Dataset records —
──────────────────────────────
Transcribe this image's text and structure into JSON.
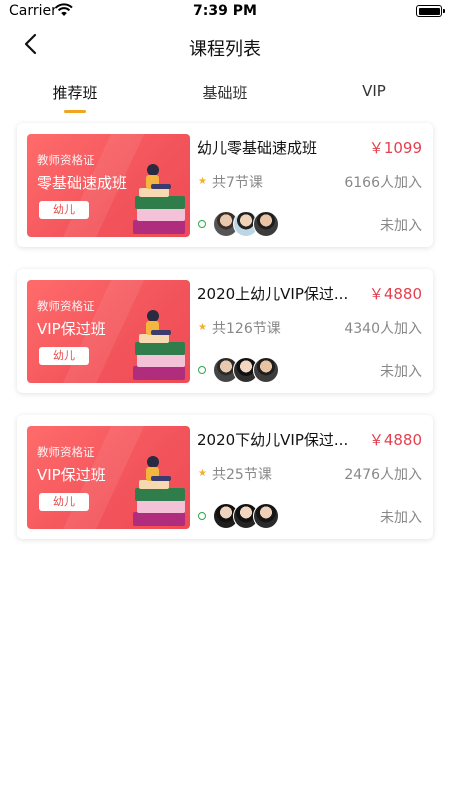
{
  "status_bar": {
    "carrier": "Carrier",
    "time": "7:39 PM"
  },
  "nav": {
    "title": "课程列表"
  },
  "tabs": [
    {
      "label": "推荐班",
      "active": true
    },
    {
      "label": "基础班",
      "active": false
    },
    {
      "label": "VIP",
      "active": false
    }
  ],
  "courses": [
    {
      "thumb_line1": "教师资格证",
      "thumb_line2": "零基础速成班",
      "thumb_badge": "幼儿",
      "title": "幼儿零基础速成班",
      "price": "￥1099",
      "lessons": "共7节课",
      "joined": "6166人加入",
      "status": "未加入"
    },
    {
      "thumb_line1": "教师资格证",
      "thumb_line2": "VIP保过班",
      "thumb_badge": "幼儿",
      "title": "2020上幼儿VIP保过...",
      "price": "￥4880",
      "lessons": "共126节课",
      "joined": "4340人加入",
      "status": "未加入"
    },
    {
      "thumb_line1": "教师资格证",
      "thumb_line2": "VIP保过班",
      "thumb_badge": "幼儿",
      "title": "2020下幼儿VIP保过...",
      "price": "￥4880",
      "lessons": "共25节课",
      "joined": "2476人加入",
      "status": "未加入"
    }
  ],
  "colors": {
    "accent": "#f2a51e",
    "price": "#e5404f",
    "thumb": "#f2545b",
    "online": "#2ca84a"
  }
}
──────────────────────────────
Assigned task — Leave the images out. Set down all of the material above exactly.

Expected answer —
Transcribe this image's text and structure into JSON.
{
  "status_bar": {
    "carrier": "Carrier",
    "time": "7:39 PM"
  },
  "nav": {
    "title": "课程列表"
  },
  "tabs": [
    {
      "label": "推荐班",
      "active": true
    },
    {
      "label": "基础班",
      "active": false
    },
    {
      "label": "VIP",
      "active": false
    }
  ],
  "courses": [
    {
      "thumb_line1": "教师资格证",
      "thumb_line2": "零基础速成班",
      "thumb_badge": "幼儿",
      "title": "幼儿零基础速成班",
      "price": "￥1099",
      "lessons": "共7节课",
      "joined": "6166人加入",
      "status": "未加入"
    },
    {
      "thumb_line1": "教师资格证",
      "thumb_line2": "VIP保过班",
      "thumb_badge": "幼儿",
      "title": "2020上幼儿VIP保过...",
      "price": "￥4880",
      "lessons": "共126节课",
      "joined": "4340人加入",
      "status": "未加入"
    },
    {
      "thumb_line1": "教师资格证",
      "thumb_line2": "VIP保过班",
      "thumb_badge": "幼儿",
      "title": "2020下幼儿VIP保过...",
      "price": "￥4880",
      "lessons": "共25节课",
      "joined": "2476人加入",
      "status": "未加入"
    }
  ],
  "colors": {
    "accent": "#f2a51e",
    "price": "#e5404f",
    "thumb": "#f2545b",
    "online": "#2ca84a"
  }
}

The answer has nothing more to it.